*** LISTED RECORDS ***

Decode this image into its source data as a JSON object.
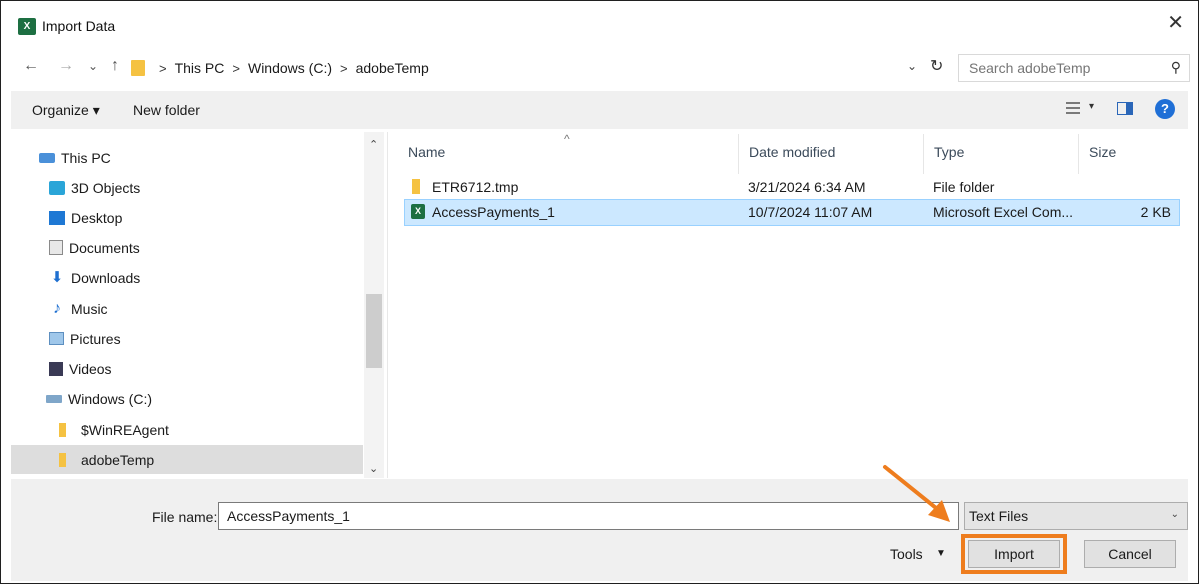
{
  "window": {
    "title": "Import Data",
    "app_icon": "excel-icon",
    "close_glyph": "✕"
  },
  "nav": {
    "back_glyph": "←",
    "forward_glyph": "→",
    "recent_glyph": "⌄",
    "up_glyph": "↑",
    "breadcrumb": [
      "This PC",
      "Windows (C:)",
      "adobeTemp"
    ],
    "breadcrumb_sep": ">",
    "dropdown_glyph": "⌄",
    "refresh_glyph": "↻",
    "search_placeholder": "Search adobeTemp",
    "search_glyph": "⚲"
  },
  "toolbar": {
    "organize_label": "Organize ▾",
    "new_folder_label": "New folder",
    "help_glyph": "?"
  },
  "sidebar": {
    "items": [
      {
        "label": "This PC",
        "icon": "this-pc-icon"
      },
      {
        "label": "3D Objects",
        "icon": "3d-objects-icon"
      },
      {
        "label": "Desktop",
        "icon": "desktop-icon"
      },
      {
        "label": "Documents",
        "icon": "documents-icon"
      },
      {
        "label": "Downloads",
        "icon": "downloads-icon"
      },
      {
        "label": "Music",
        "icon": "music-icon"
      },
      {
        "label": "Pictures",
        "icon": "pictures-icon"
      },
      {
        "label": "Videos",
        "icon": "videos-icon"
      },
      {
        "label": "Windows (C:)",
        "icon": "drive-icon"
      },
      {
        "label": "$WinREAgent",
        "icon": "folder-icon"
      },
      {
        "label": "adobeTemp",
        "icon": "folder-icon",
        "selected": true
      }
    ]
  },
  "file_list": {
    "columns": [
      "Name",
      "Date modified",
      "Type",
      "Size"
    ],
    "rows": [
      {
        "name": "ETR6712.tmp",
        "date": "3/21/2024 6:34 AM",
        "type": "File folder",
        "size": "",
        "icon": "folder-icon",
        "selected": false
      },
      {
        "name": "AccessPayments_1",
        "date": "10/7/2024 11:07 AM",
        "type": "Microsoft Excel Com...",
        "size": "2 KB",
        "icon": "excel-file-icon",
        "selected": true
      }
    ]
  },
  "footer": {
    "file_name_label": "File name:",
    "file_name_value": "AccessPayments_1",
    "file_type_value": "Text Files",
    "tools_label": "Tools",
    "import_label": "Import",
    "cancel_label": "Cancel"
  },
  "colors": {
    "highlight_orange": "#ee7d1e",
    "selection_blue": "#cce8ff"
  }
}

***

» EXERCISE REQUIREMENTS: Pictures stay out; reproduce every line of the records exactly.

» RESPONSE BOX:
Decode this image into its source data as a JSON object.
{
  "window": {
    "title": "Import Data",
    "app_icon": "excel-icon",
    "close_glyph": "✕"
  },
  "nav": {
    "back_glyph": "←",
    "forward_glyph": "→",
    "recent_glyph": "⌄",
    "up_glyph": "↑",
    "breadcrumb": [
      "This PC",
      "Windows (C:)",
      "adobeTemp"
    ],
    "breadcrumb_sep": ">",
    "dropdown_glyph": "⌄",
    "refresh_glyph": "↻",
    "search_placeholder": "Search adobeTemp",
    "search_glyph": "⚲"
  },
  "toolbar": {
    "organize_label": "Organize ▾",
    "new_folder_label": "New folder",
    "help_glyph": "?"
  },
  "sidebar": {
    "items": [
      {
        "label": "This PC",
        "icon": "this-pc-icon"
      },
      {
        "label": "3D Objects",
        "icon": "3d-objects-icon"
      },
      {
        "label": "Desktop",
        "icon": "desktop-icon"
      },
      {
        "label": "Documents",
        "icon": "documents-icon"
      },
      {
        "label": "Downloads",
        "icon": "downloads-icon"
      },
      {
        "label": "Music",
        "icon": "music-icon"
      },
      {
        "label": "Pictures",
        "icon": "pictures-icon"
      },
      {
        "label": "Videos",
        "icon": "videos-icon"
      },
      {
        "label": "Windows (C:)",
        "icon": "drive-icon"
      },
      {
        "label": "$WinREAgent",
        "icon": "folder-icon"
      },
      {
        "label": "adobeTemp",
        "icon": "folder-icon",
        "selected": true
      }
    ]
  },
  "file_list": {
    "columns": [
      "Name",
      "Date modified",
      "Type",
      "Size"
    ],
    "rows": [
      {
        "name": "ETR6712.tmp",
        "date": "3/21/2024 6:34 AM",
        "type": "File folder",
        "size": "",
        "icon": "folder-icon",
        "selected": false
      },
      {
        "name": "AccessPayments_1",
        "date": "10/7/2024 11:07 AM",
        "type": "Microsoft Excel Com...",
        "size": "2 KB",
        "icon": "excel-file-icon",
        "selected": true
      }
    ]
  },
  "footer": {
    "file_name_label": "File name:",
    "file_name_value": "AccessPayments_1",
    "file_type_value": "Text Files",
    "tools_label": "Tools",
    "import_label": "Import",
    "cancel_label": "Cancel"
  },
  "colors": {
    "highlight_orange": "#ee7d1e",
    "selection_blue": "#cce8ff"
  }
}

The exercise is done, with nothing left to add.